There is a lot of talk about "accountability" these days in our United Methodist Church, and rightly so. We are in a time, it seems, when some clergy and even some bishops are not willing to be held to our Book of Discipline or to any accountability to others. Frankly, it is not easy to hold clergy accountable on any level of the church, because our system has a "presumption of innocence" when allegations are made (and that is a good thing), and because our system relies upon peer accountability. Bishops, for example, are held accountable to their regional College of Bishops. Clergy are held accountable to their Annual Conference clergy colleagues. Even when an allegation becomes a complaint and goes to a church trial (which is always a messy and expensive prospect), the accountability must be maintained by a jury of clergy peers. We have witnessed instances where a bishop fulfilled his/her responsibility and filed a complaint, but then the clergy colleagues did not follow through in the way that most of us would have expected.
The other current issue of "accountability" is that we live in an age when people generally do not want to be held accountable or to face the consequences of their action. In the 1960s the whole Civil Rights Movement was based upon the courageous witness of those who willingly disobeyed laws they believed were unjust – and part of their witness was to willingly accept the consequences of breaking those laws.
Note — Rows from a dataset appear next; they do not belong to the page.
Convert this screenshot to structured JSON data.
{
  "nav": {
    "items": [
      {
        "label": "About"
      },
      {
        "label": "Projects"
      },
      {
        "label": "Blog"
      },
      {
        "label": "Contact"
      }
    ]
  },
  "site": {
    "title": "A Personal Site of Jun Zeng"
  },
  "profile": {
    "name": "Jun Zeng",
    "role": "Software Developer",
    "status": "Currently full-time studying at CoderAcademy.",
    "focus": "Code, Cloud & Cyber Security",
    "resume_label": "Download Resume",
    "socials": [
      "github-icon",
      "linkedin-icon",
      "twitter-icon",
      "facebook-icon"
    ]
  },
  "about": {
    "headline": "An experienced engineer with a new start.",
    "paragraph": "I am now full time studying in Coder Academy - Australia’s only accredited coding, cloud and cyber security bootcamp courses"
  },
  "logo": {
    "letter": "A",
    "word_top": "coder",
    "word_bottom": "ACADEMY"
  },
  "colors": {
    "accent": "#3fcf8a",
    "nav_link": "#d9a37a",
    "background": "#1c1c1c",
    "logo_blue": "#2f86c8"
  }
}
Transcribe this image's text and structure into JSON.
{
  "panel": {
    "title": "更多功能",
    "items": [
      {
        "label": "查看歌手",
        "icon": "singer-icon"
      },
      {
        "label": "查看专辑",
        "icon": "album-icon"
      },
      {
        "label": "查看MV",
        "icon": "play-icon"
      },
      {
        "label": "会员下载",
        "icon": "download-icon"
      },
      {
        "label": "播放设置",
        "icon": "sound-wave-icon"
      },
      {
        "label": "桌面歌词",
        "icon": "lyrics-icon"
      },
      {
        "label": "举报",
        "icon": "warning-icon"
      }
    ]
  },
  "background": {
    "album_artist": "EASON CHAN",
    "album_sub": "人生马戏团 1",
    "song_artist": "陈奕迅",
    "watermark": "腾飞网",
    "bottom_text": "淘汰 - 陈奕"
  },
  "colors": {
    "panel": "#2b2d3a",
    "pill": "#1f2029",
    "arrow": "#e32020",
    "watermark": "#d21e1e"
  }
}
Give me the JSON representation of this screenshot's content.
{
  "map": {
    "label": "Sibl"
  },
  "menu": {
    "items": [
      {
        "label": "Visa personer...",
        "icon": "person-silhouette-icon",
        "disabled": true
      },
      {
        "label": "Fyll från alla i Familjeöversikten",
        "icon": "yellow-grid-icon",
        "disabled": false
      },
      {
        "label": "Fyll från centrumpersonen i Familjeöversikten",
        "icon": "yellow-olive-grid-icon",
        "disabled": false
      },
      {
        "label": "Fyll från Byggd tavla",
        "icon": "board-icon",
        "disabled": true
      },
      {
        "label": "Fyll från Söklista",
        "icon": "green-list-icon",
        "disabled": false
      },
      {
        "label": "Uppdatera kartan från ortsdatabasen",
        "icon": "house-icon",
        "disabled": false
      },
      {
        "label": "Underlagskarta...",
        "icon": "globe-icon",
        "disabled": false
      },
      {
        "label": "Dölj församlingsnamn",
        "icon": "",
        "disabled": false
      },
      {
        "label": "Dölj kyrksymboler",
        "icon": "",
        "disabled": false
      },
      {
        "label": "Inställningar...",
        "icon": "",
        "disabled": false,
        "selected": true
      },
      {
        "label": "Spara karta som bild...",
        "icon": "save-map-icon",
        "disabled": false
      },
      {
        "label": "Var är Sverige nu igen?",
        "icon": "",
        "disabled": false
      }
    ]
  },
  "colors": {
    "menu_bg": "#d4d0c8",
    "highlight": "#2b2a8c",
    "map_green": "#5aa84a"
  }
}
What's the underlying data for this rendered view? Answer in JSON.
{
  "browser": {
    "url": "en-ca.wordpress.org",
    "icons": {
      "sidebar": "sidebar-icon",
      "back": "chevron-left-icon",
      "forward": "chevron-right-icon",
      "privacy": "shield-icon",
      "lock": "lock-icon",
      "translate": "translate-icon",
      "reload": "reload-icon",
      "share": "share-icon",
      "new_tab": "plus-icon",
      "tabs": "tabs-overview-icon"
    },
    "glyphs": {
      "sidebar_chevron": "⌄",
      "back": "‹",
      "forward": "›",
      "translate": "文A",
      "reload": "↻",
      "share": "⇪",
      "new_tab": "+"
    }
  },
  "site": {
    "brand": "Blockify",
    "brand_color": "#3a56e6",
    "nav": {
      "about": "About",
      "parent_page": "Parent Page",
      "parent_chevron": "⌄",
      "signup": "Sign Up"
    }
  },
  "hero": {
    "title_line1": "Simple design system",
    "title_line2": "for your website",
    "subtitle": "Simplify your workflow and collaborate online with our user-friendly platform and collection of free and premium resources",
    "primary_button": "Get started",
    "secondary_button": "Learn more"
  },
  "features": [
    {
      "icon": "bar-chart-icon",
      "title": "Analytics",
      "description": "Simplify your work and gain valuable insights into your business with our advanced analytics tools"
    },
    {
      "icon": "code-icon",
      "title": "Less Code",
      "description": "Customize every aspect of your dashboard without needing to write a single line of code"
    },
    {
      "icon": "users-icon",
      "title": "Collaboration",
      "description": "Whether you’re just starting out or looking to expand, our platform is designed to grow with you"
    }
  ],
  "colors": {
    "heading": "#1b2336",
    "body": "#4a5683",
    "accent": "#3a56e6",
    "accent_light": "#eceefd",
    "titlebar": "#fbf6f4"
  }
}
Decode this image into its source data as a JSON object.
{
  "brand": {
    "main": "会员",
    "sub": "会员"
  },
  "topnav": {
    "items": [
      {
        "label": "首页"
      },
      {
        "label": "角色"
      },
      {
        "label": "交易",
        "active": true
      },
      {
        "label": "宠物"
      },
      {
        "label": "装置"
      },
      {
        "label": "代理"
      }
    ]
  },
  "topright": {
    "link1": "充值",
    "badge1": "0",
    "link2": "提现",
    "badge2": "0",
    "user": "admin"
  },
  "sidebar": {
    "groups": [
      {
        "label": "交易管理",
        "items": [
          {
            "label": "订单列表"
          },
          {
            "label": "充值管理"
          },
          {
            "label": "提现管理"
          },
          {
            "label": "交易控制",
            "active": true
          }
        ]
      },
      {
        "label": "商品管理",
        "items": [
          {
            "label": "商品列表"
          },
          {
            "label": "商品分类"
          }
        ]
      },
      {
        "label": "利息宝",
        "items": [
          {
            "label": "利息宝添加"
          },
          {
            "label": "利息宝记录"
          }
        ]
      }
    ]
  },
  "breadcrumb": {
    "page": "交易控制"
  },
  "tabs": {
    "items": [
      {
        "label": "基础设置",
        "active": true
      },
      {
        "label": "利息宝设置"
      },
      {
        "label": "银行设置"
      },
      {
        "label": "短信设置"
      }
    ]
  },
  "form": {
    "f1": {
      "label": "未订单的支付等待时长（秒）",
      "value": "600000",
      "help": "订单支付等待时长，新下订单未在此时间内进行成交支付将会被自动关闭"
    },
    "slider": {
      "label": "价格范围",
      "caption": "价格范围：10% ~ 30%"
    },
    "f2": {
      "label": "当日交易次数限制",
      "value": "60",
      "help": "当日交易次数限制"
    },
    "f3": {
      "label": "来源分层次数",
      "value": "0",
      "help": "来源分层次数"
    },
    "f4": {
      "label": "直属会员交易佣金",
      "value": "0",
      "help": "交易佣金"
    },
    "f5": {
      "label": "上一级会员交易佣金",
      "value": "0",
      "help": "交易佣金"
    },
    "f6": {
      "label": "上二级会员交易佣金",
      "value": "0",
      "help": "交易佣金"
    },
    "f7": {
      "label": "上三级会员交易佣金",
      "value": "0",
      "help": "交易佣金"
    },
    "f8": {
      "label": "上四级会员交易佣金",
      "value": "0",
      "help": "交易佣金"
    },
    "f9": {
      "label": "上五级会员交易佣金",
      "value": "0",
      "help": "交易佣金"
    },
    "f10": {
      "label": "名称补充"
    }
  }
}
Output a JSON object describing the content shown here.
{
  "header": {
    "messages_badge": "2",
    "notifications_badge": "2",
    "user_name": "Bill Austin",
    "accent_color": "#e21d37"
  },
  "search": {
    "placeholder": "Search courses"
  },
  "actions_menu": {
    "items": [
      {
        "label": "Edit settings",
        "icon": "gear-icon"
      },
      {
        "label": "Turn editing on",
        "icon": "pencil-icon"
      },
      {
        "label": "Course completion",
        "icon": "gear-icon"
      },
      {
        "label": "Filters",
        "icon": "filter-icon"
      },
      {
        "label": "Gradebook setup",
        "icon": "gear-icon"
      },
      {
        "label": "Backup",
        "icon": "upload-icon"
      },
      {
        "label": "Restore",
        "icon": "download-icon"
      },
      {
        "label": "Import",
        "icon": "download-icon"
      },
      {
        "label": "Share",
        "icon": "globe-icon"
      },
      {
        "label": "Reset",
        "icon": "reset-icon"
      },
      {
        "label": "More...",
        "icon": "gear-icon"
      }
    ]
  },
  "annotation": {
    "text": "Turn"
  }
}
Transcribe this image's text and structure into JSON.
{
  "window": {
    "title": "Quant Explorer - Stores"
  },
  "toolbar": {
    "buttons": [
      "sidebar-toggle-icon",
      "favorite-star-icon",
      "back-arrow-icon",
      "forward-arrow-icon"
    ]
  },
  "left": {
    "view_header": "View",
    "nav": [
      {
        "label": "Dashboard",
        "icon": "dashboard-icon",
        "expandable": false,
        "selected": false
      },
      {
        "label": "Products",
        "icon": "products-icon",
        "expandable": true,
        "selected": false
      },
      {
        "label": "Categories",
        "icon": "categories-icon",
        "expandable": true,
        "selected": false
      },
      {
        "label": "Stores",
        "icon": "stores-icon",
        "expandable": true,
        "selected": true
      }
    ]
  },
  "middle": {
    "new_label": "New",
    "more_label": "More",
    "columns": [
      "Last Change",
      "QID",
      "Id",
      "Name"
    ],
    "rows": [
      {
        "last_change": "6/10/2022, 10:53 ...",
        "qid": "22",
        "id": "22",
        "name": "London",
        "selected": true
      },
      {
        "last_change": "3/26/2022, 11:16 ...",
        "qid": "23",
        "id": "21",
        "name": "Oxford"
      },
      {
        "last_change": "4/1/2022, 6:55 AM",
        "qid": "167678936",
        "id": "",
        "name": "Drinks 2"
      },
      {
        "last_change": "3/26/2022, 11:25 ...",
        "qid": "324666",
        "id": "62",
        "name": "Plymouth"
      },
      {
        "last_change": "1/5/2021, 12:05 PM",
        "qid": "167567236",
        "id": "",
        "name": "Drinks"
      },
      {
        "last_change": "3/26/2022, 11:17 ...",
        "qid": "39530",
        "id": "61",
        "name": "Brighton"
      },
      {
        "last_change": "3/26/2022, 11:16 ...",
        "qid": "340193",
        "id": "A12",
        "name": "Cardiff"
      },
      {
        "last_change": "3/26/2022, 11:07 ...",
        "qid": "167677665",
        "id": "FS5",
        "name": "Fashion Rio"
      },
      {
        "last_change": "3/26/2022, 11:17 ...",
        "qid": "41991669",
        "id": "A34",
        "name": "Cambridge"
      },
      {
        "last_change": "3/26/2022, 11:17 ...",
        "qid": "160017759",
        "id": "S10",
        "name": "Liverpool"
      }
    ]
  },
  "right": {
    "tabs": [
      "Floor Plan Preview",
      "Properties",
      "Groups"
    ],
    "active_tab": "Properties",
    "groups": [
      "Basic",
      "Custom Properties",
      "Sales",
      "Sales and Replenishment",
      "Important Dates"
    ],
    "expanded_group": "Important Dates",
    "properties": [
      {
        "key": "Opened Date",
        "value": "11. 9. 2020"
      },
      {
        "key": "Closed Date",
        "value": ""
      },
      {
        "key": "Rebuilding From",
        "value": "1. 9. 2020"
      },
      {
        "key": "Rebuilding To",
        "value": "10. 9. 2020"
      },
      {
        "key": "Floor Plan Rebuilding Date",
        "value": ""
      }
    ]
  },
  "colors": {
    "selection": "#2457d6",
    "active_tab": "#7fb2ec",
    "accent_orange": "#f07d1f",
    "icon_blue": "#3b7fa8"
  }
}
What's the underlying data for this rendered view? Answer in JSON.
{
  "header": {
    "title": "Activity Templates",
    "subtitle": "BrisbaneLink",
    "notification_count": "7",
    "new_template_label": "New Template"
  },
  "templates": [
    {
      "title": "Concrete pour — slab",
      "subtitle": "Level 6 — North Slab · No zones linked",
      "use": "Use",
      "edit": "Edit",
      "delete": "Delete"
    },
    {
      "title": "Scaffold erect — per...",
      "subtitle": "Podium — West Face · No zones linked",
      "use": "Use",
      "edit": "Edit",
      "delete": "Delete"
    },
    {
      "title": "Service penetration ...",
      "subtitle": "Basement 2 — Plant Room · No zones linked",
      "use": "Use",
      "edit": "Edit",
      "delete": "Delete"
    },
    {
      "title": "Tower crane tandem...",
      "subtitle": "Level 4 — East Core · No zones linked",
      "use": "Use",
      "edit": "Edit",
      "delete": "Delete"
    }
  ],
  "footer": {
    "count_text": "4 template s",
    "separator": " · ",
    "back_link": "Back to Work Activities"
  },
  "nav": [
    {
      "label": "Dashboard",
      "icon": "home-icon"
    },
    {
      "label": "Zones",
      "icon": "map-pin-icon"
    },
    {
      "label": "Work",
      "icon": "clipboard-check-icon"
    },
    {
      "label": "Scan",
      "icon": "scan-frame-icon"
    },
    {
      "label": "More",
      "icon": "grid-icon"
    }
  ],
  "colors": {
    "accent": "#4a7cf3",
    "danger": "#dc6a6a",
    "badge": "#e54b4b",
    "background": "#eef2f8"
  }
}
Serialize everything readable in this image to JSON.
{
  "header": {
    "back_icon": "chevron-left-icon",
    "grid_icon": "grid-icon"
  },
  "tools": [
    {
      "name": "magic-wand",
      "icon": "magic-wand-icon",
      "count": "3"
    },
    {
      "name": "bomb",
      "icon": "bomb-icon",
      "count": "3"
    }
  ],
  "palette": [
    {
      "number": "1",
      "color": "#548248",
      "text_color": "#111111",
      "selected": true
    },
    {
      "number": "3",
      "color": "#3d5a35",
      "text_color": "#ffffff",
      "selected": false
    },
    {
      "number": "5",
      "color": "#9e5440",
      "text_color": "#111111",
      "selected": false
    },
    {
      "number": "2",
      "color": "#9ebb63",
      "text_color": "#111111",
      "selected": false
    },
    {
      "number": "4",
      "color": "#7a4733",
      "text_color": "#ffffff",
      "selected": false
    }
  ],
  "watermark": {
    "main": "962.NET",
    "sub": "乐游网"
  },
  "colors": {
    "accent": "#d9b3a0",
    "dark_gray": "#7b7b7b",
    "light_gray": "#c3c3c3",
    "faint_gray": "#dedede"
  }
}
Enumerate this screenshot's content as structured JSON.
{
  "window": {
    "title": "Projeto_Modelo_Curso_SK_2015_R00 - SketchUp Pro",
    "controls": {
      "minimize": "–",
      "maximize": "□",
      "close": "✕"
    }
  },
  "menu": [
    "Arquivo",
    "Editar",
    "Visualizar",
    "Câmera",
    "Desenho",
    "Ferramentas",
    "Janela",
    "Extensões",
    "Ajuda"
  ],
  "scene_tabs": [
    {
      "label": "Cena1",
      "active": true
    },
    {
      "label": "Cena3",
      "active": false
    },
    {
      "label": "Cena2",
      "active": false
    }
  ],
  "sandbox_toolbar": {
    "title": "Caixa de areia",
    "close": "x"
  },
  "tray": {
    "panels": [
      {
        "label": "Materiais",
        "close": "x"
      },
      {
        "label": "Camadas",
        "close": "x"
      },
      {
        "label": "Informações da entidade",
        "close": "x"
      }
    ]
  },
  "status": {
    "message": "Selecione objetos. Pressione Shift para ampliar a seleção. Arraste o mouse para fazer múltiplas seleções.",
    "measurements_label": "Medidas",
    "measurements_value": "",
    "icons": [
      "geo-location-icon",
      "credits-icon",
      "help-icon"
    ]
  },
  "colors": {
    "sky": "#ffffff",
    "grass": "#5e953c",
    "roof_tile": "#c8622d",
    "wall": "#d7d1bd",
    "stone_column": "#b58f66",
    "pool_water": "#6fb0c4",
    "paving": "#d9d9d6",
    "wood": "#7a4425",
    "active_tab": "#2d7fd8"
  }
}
Today, it seems that most people want to violate a rule or law they believe to be unjust, but they are not willing to accept the consequences. Thus their witness is diminished by their lack of accountability, and that is how our whole system of trust and accountability can break down.
While all of these issues of "accountability" are important and need to be clarified in the church and in our society in general, I also sense that we have missed one important aspect of "accountability," namely the "loose/tight" nature of effective accountability. I am remembering several leadership workshops I have attended over the years, especially among business leaders, where the point was made that our primary accountability is to our MISSION and not to the details of our various strategies. The best organizations, apparently, hold everyone very tightly accountable to the MISSION, but also hold everyone only loosely accountable to the structures and policies and strategies to accomplish that mission.
During my recent visit to England and Ireland to learn more about the Methodist Revival led by John Wesley, I was reminded how extremely "tight" Wesley was with accountability to the mission, and yet how remarkably "loose" he was in allowing new strategies to emerge in order to accomplish that mission. Here is what I mean: Wesley asked everyone (including himself) to be a part of small groups where in weekly meetings they asked one another "How is your soul progressing on the road to holiness?" and where they reported to one another how their various ministries were doing. Wesley was big on numbers and statistics to track and measure that effectiveness (his Journal is full of such details). And yet Wesley himself showed flexibility in strategies – including using Lay Preachers, allowing women to preach and lead, and ultimately ordaining new clergy to send to America – all for the sake of the mission of reaching people for Christ, growing in holiness and converting the nations.
And so ... while I applaud the desire for "accountability" today in our church (as long as it means everyone is accountable because I fear that some persons only want accountability for others), I am concerned that we focus upon the right issues for accountability. I believe we need very tight, demanding, measuring and stringent accountability to our Mission on both a personal and corporate manner. But we also need to be "loose" with our structures and strategies about how we accomplish that mission. I fear that some of the desire for "accountability" might become a straitjacket which impedes creativity and risk-taking mission.
It is quite an art form, really, to hold ourselves and one another accountable. Self-deception easily sneaks into our midst and we demand accountability for others or for our pet issues, while giving ourselves a pass. It is important that we hold ourselves and everyone tightly accountable to our Mission, while giving each other some room to risk and experiment and try new ways to accomplish that Mission. I want us to focus upon our Mission, and not to get sidetracked with endless arguments about the less-than-central issues and disputes.
Someday I expect to be accountable by the only One who really matters, and I hope to hear God say "Well done, good and faithful servant." Such a judgment, I suspect, will have to do with how well I have lived out the Gospel mission in my life and my ministry. May be it so for all of us, even now, and we hold each other accountable with the love of Christ.